== PROBLEM REQUIREMENTS ==
Whenever the word "مزایده" appears in a line of the data below, copy that line.

(Interface dataset entries)
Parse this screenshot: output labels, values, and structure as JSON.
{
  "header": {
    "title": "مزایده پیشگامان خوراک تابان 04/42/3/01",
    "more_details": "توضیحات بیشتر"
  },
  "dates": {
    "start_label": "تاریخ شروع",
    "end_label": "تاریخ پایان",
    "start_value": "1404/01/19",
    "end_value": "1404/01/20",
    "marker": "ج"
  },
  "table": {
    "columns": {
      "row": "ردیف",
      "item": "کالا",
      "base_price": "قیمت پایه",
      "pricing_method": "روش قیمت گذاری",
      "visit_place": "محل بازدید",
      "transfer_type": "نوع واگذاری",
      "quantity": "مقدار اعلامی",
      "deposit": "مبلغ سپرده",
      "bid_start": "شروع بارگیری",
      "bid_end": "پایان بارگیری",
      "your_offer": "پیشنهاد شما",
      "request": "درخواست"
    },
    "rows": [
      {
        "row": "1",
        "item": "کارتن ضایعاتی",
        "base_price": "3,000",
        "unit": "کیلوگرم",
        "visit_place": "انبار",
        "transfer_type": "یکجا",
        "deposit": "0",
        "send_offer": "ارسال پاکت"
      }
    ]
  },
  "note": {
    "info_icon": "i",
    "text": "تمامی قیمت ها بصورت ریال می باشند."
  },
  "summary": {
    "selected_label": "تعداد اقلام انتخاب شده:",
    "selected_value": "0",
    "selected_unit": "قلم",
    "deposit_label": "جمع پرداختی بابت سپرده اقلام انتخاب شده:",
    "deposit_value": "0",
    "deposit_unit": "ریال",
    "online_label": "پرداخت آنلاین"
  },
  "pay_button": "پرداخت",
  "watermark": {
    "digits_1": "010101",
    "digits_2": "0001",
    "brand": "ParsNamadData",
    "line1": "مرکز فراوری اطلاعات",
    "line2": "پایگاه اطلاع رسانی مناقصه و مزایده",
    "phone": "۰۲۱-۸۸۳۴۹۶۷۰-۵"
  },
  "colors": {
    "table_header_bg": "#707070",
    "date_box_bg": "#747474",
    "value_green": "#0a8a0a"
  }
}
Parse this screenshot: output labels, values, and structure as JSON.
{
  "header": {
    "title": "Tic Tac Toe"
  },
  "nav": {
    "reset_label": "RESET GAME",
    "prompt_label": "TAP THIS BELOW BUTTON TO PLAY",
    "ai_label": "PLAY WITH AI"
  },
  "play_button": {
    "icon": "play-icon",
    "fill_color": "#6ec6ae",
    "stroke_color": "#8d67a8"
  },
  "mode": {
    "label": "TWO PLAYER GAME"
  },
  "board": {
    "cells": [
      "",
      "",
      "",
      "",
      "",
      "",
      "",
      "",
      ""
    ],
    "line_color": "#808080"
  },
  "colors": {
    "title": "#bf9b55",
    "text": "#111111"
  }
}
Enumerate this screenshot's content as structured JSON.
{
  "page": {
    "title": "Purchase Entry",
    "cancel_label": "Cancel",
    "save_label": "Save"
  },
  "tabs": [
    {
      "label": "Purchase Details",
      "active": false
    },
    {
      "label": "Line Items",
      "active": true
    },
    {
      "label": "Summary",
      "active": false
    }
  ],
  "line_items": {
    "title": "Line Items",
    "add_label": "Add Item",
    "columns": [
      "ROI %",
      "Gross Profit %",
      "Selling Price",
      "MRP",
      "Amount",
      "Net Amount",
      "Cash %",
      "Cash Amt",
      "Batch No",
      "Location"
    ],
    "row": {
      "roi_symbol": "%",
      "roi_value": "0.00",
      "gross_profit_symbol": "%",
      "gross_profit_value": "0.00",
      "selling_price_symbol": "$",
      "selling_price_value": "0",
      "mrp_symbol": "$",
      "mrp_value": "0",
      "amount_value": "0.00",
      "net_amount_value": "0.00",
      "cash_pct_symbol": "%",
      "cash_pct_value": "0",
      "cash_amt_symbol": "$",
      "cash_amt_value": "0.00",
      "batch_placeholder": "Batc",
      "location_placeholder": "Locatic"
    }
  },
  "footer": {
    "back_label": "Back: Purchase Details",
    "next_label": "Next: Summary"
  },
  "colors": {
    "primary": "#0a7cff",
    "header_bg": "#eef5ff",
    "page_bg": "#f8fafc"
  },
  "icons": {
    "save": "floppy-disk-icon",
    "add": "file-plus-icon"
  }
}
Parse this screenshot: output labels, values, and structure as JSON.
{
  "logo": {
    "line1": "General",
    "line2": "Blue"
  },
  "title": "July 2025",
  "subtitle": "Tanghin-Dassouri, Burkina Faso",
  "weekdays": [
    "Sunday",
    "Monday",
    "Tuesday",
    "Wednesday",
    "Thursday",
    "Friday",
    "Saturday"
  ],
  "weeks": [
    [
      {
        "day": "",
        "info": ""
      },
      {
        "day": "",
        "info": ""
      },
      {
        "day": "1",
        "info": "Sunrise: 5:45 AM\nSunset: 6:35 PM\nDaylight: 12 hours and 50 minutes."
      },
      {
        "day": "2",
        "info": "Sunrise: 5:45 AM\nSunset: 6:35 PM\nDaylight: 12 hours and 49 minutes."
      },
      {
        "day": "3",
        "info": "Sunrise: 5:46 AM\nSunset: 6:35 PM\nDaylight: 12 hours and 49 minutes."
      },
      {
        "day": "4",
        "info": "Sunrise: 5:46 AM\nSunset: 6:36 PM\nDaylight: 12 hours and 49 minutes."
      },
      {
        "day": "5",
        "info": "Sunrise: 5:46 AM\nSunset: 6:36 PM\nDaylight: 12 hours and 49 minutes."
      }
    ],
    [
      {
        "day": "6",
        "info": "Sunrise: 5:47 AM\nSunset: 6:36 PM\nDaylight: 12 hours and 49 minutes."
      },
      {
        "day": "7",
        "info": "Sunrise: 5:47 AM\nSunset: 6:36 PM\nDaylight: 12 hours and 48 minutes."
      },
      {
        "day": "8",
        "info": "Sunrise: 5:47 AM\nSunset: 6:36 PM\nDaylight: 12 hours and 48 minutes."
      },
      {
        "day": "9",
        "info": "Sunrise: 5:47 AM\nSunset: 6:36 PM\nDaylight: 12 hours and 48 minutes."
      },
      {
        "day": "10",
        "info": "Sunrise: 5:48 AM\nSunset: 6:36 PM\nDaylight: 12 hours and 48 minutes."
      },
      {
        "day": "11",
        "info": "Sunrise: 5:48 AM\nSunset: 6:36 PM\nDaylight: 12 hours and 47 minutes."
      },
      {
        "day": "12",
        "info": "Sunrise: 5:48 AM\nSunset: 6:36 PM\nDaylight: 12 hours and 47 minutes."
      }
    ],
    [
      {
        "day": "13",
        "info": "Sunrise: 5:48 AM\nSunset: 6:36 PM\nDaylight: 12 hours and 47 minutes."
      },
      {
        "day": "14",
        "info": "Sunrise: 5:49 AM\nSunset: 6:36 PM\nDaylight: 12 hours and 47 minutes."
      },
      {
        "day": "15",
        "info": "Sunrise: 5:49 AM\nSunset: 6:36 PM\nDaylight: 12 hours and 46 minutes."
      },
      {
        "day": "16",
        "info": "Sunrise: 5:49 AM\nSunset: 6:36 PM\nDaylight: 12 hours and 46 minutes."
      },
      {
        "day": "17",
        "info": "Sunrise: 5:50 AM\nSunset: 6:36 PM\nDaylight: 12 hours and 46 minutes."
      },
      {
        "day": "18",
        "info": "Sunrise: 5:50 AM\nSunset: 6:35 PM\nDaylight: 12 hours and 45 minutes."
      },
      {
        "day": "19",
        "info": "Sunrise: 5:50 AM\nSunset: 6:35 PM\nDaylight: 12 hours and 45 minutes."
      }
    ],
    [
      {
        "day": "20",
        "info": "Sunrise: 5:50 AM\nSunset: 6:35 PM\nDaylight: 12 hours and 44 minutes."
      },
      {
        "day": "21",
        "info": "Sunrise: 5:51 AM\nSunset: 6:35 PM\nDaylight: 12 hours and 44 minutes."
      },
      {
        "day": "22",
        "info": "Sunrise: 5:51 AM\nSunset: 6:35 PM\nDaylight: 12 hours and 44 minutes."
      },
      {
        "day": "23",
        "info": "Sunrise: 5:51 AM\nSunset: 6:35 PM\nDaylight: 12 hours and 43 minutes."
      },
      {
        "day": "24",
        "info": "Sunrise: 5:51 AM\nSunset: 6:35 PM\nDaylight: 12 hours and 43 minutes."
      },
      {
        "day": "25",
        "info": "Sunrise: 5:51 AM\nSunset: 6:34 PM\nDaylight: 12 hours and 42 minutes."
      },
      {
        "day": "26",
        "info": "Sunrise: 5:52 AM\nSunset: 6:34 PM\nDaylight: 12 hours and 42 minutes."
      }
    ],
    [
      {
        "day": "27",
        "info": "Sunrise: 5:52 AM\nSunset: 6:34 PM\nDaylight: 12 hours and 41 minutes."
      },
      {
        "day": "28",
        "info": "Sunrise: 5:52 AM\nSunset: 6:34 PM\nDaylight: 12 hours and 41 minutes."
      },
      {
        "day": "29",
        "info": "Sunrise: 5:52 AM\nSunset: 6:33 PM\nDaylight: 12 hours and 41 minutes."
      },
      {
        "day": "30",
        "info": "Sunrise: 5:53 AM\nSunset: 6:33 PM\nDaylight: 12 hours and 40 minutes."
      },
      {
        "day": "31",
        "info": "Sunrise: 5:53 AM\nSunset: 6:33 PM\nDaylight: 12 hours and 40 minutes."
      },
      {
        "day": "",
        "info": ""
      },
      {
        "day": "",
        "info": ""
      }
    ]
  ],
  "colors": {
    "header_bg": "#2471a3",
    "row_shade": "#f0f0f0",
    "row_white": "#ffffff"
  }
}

== TASK OUTPUT ==
    "title": "مزایده پیشگامان خوراک تابان 04/42/3/01",
    "line2": "پایگاه اطلاع رسانی مناقصه و مزایده",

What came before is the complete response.